Ms. Couch

Tiffany Couch

CEO, Acuity Forensics

Tiffany Couch is CEO and founder of Acuity Forensics, a nationally recognized forensic accounting firm. She is also the author of “The Thief in Your Company” - a book that explores the financial and emotional impact of fraud on organizations of all sizes.

Over that last 20+ years, Ms. Couch has conducted dozens of financial investigations, managed cases involving tens of thousands of documents, and has testified in state and federal jurisdictions. She has worked with local, state and federal officials to support their work (or provide a resource) in several significant embezzlement cases.

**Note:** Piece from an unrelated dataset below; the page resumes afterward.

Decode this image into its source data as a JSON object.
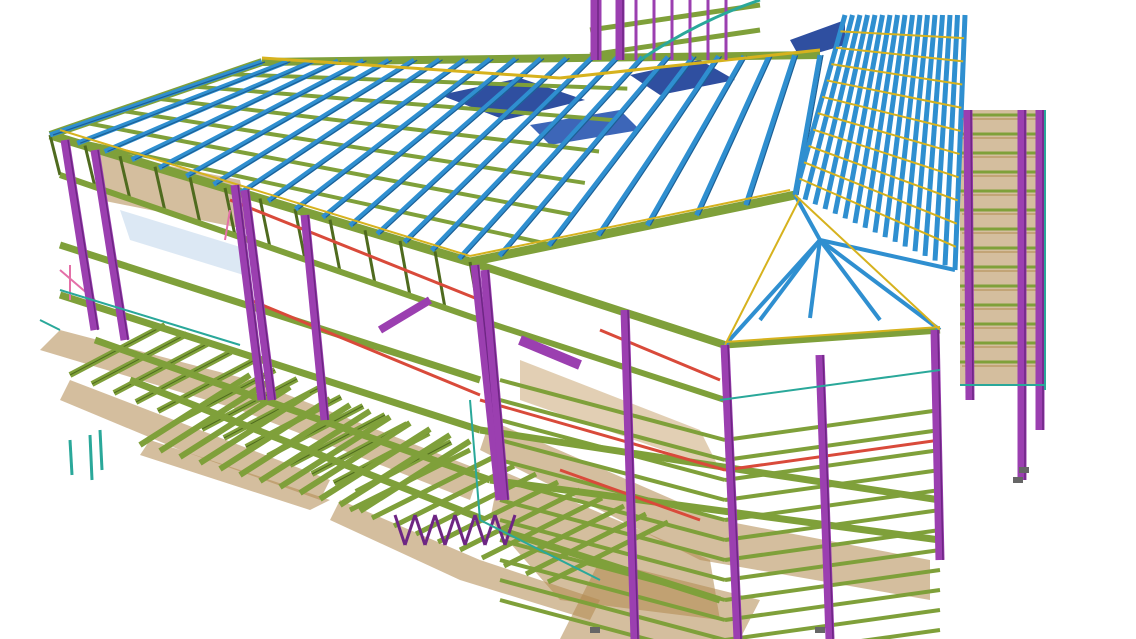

Ms. Couch holds a Bachelor of Science in accounting degree cum laude from Central Washington University. She is a Certified Public Accountant (CPA), Certified in Financial Forensics (CFF), and is a Certified Fraud Examiner (CFE).

Ms. Couch is the former Chairwoman of the Board for the Association of Certified Fraud Examiners (ACFE), a long-time faculty member of the ACFE, and a nationally recognized speaker on the topic of fraud and forensic accounting.

Please visit http://www.acuityforensics.com for more information.

Ms. Couch can be contacted at 360-573-5158 or tcouch@acuityforensics.com

Coming up in March 2020...

Human Resources: Confronting a Labor Shortage

With the unemployment rate at its lowest level in decades (3.7%), what has always been a perennial problem for human resource professionals - labor shortage - is now reaching acute levels of concern. It is getting harder to find and recruit qualified applicants. Even finding candidates with the skills to succeed in entry-level positions has become an issue. In addition, employee turnover rates remain extremely high in the hotel industry. As a result of these problems, hotel HR managers are having to rethink their recruitment strategies in order to hire the right talent for the right job. First, hotels have been forced to raise their wages and offer other appealing perks, as a way to attract qualified candidates. Secondly, HR managers are reassessing their interviewing techniques, focusing less on the answers they receive to questions and more on observable behavior. Part of this process includes role-playing during the interview, so that the recruiter can gauge how a candidate works through specific problems and interacts with other team members. Additionally, some HR managers are also creating internal talent pools as a way to address labor shortages. Instead of utilizing department resources to find new hires with specific skills for needed positions, hotels are cultivating talent pools internally and preparing their employees to assume leadership roles whenever the time comes. They are also placing greater emphasis on a company culture that is more performance-based, as a way to curb employee turnover, increase employee satisfaction, and assure higher levels of customer service. Finally, recognizing the importance of employee retention as a way to lessen the impact of a tight labor market, some HR managers are instituting generous reward programs in order to retain their top performers. The March Hotel Business Review will explore what some HR professionals are doing to address these and other issues in their departments.